# Required work:
From the listing below, copy each line that holds "ACTUALQTY".

# Information given:

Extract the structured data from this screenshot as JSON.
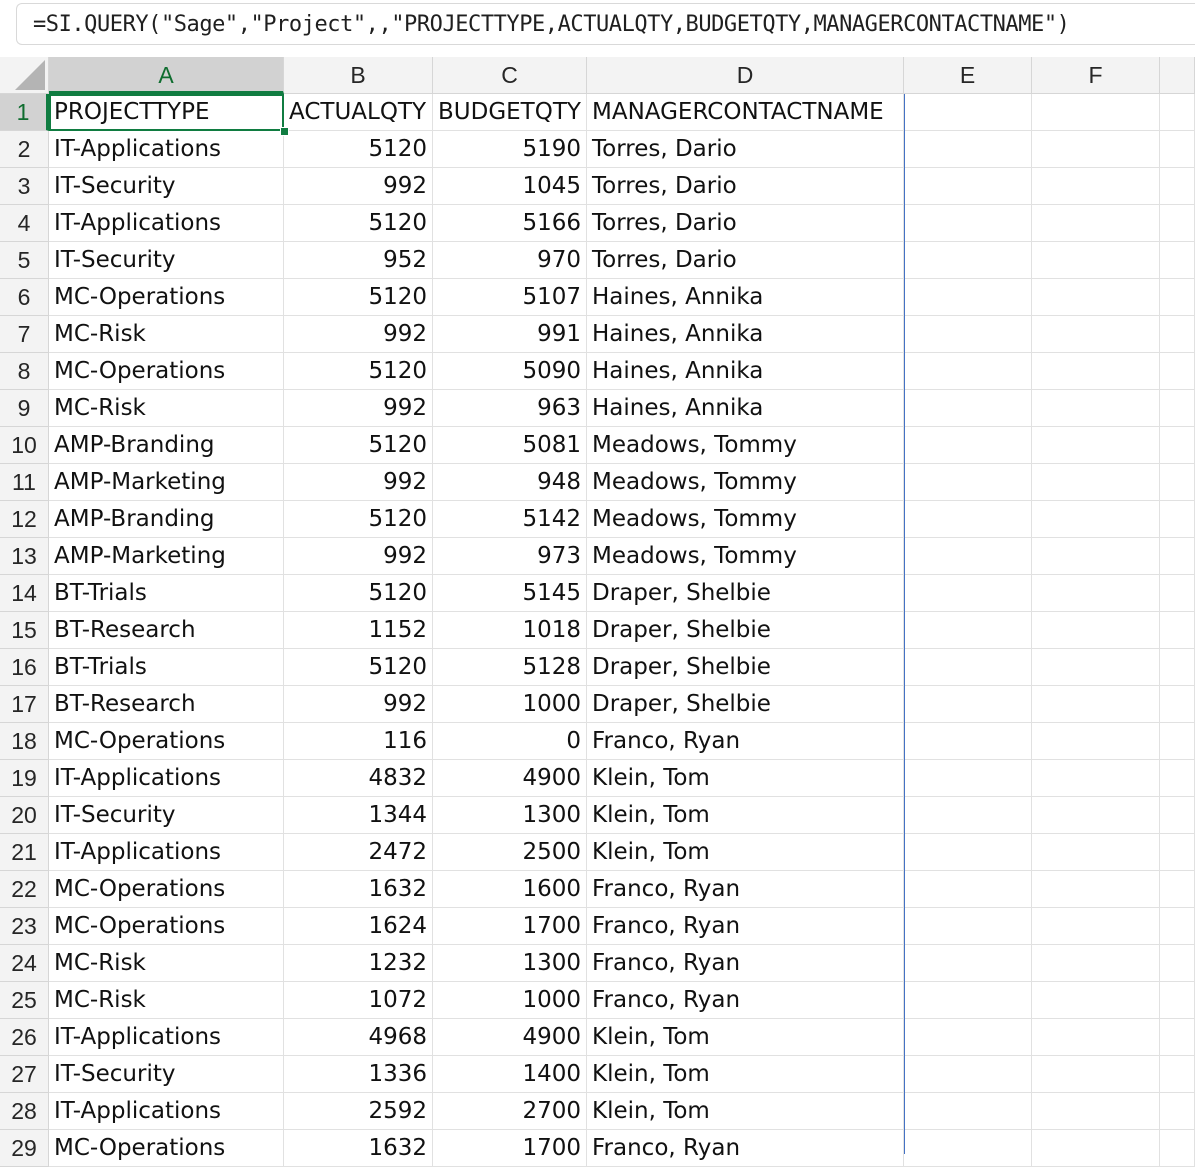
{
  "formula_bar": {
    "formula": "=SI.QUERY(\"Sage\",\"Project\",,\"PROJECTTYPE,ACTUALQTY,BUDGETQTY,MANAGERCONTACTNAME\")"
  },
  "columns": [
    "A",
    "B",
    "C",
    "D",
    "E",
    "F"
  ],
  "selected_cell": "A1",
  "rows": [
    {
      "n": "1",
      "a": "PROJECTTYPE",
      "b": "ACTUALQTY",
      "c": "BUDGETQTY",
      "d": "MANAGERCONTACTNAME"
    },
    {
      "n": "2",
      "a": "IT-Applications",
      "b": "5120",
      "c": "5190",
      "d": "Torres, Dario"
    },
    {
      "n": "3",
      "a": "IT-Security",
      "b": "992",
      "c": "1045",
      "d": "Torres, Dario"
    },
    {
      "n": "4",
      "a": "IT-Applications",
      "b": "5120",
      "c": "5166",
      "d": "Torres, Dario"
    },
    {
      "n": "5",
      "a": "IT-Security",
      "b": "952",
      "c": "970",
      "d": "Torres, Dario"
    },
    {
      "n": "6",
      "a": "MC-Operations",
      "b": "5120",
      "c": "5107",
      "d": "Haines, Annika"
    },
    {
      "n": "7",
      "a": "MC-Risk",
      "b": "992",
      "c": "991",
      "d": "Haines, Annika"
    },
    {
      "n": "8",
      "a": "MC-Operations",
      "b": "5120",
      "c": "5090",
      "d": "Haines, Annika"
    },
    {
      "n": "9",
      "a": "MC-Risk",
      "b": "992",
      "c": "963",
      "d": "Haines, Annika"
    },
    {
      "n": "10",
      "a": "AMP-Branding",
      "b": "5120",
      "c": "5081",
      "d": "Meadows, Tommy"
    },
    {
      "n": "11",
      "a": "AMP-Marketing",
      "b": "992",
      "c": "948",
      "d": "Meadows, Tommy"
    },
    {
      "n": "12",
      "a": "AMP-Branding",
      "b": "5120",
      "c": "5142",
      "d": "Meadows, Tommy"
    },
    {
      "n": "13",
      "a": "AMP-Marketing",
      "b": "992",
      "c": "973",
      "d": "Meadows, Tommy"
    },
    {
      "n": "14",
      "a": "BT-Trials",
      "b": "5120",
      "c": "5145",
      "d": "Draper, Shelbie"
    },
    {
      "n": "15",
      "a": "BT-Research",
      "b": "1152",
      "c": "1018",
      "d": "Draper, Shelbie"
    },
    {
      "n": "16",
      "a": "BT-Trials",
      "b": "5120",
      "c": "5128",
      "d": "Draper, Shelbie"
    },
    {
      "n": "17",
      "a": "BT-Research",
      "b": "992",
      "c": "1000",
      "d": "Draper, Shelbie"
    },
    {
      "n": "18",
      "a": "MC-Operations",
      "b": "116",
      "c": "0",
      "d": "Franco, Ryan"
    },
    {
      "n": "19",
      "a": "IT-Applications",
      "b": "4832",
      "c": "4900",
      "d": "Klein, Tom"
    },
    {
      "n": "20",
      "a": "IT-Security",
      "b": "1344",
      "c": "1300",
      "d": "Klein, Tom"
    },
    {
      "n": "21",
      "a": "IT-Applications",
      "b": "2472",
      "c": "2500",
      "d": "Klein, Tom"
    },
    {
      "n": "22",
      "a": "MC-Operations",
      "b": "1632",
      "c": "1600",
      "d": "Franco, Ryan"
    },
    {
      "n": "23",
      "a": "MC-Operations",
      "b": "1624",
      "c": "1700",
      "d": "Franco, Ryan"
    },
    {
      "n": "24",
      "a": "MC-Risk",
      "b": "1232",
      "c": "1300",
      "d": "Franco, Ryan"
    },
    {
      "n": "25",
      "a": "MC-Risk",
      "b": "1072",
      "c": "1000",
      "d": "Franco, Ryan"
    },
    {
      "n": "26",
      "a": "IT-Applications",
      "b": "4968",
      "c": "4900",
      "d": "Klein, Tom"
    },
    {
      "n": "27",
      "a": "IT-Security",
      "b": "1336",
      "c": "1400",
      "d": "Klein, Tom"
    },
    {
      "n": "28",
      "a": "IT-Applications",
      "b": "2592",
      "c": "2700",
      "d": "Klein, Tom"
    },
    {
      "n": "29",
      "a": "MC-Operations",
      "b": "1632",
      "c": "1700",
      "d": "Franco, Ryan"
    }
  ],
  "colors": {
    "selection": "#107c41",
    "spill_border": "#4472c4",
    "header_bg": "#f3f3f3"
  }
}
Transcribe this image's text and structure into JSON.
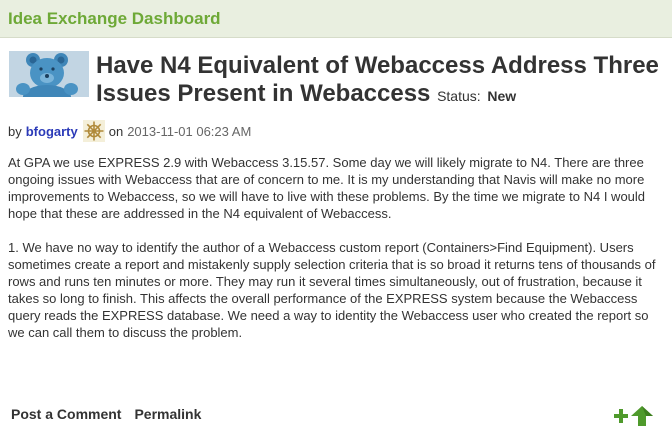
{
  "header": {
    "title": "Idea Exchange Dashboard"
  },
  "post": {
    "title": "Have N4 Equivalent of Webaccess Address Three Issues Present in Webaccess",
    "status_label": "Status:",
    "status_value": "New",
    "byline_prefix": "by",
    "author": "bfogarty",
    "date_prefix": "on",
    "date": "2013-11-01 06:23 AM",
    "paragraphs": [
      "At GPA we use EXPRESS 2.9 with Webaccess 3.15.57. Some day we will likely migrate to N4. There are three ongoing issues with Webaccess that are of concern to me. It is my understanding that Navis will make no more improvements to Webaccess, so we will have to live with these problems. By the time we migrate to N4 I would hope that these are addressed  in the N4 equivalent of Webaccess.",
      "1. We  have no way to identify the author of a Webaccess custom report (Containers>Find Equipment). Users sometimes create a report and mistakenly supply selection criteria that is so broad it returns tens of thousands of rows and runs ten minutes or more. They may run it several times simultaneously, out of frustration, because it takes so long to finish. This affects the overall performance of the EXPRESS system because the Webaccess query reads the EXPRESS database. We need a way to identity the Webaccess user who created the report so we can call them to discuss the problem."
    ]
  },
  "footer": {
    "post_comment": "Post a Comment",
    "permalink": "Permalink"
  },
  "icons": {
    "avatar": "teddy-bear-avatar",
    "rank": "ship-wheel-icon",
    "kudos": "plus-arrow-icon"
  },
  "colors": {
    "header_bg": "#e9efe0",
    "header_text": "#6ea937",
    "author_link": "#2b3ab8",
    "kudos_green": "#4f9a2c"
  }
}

# Solution:
    "formula": "=SI.QUERY(\"Sage\",\"Project\",,\"PROJECTTYPE,ACTUALQTY,BUDGETQTY,MANAGERCONTACTNAME\")"
      "b": "ACTUALQTY",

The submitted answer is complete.